Death penalty has been a hotly-debated issue for decades. It has divided people and many personal reasons exist either for reinforcing it or keeping it a non-option. But of all the reasons that are given, one reason against reinforcement has always troubled me: it is a sin.

I know I've already stated I'm against death penalty. But I have always been a firm supporter for the separation of church and state. I have once posted a thought piece on this blog saying that the state has no business in meddling in the church's affairs (link). In that post, I put a premium on professionalism on the state's part basically saying that government employees cannot let their personal beliefs get in the way of whatever is good for the nation. I demand a lot from public servants. That notion still stands here. I can understand if the person in the streets uses his religion to justify keeping the death penalty out of our country. But we need to ask more from our leaders when they discuss this issue.

Now that I have shared why morality should not be used when discussing the issue, let's take a look at another thing people use to defend their stance on death penalty.

Statistics and their interpretation have been back and forth on the issue. For every research saying death penalty deters crime, there are researches saying that the methods used are flawed. From researches of Isaac Ehrlich to Naci Mocan, there have always been experts who have released papers countering their methods.
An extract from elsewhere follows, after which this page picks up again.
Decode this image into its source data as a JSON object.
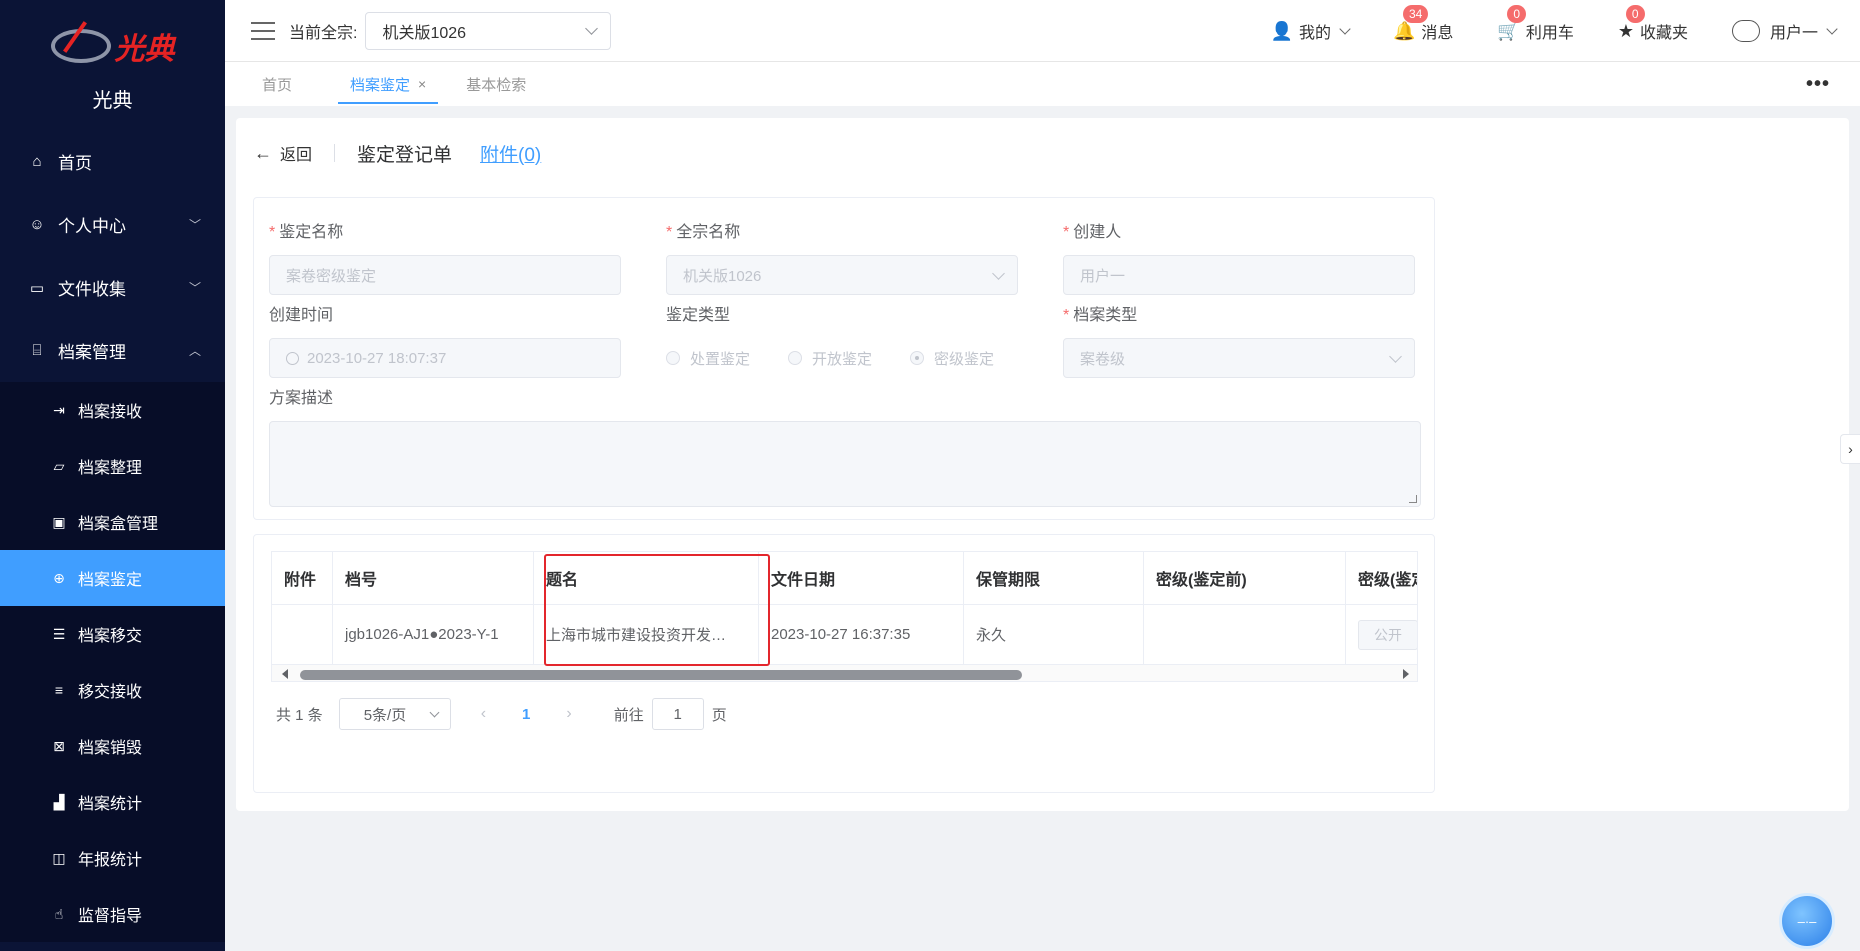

Quite frankly, I don't have the technical knowledge to fully scrutinize them. But if experts don't agree on the causes and effects, regression analyses or correlations shouldn't matter in forming political stands.

Morality and statistics about the deterring ability have been the bases most thrown when people argue about the death penalty on social media. And both bases should not be used right now. We could have used morality back then when theocracy was a thing. And we can maybe use statistics in the future when further study can be done and conclusive evidence is formulated. But right now, both bases can't be used in my book.